Dear Lera—How are you these hot days? Electric light man is here and will study by new lights tonight. Everything is in a tumble. Every one is well. Baby has three teeth now. How do you like this card? Miss H. didn’t say a word it was me will tell you later. May go to Dallas tomorrow after a hat. Will write soon. Perle B.
Like the artist’s sketch dashed off to capture a moment, a few words and a picture on a postcard can open a much larger world to the imagination. Mailed in 1911 to Miss Lera Brown at Baylor, this postcard shows a young man envisioning a beautiful woman in his cigarette smoke. Along with her face and hair there is a ring—perhaps an engagement ring—signaling that he imagines his beloved, or a yet-unmet future wife. The couple’s red lips and eyes mirror each other, and the shape and angle of the ring echo the man’s collar. It’s a dreamy picture that creates a fantasy for the viewer, that of the dashing young man who longs for love and marriage.
The note on the back is also full of revealing details conveyed with great economy. The card was mailed in October but it’s still hot in Texas! And “everything is in a tumble” as the new electric lights are installed. How delightful it will be to study tonight by the light of this relatively recent home improvement.
We read about the baby who is growing, and a possible trip to the big city to shop for a new hat. We sense that Perle B. found this postcard interesting or fitting, as she wonders, “How do you like this card?” There is a hint of mystery and a need for discretion regarding a Miss H. (“will tell you later”), and like Lera, we can’t wait to hear all the details.

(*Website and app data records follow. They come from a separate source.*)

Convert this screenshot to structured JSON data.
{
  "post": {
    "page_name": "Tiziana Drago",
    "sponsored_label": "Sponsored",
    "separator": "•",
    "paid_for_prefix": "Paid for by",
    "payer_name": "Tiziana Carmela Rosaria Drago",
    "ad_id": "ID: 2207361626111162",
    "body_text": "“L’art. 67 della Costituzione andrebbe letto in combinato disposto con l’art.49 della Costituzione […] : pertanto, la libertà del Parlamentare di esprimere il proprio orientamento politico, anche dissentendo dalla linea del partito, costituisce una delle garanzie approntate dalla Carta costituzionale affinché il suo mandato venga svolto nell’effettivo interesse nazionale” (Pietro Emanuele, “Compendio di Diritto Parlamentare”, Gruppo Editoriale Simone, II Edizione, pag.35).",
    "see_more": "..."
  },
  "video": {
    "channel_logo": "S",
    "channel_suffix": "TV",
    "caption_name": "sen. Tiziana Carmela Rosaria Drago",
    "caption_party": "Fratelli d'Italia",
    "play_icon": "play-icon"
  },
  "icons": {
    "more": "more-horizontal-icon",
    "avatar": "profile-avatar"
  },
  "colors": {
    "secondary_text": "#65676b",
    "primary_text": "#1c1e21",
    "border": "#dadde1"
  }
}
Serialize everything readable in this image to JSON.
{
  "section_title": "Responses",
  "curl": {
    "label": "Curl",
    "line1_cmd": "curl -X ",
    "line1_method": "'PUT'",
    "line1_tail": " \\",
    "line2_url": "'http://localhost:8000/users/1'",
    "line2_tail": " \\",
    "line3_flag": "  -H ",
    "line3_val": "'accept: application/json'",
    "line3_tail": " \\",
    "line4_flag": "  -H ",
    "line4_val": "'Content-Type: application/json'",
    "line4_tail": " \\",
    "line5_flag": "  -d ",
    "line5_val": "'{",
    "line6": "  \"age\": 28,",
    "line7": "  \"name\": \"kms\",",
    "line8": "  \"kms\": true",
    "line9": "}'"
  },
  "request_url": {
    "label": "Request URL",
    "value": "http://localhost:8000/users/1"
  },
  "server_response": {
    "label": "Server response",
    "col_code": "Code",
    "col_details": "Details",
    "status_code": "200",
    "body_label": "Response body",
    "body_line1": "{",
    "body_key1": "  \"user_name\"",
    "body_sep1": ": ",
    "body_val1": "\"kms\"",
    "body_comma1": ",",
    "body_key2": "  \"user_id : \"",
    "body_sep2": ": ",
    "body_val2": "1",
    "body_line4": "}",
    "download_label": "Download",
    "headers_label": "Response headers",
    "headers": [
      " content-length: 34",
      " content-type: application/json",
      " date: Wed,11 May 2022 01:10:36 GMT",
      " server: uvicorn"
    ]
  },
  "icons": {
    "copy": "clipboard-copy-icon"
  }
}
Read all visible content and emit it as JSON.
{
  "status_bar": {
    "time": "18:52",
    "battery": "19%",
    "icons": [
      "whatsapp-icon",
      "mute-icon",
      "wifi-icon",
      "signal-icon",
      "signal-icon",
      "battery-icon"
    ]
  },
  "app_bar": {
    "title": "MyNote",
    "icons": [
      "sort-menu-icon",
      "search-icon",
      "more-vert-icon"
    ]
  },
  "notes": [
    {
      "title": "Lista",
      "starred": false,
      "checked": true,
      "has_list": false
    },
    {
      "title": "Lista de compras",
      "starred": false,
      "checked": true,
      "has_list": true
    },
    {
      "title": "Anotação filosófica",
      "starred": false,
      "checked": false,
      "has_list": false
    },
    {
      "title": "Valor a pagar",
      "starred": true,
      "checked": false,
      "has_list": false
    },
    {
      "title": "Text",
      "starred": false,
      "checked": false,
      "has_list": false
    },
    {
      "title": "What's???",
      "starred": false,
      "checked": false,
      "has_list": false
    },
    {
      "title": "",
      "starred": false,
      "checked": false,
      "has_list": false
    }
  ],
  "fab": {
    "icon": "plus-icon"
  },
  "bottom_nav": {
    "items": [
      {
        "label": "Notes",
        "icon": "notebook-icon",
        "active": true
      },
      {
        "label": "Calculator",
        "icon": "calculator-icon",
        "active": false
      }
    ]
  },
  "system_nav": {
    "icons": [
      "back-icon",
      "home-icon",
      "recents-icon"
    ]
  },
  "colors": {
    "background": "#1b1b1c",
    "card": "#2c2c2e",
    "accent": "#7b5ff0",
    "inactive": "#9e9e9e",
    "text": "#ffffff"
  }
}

But by this time, there is no more space for writing, so the postcard ends with the promise we all hope to hear when we are away from home: “Will write soon.” I like to imagine that Perle kept her promise and sent other cards and letters to Baylor that year, knowing, as John Donne did that “more than kisses, letters mingle souls, for thus friends absent speak.”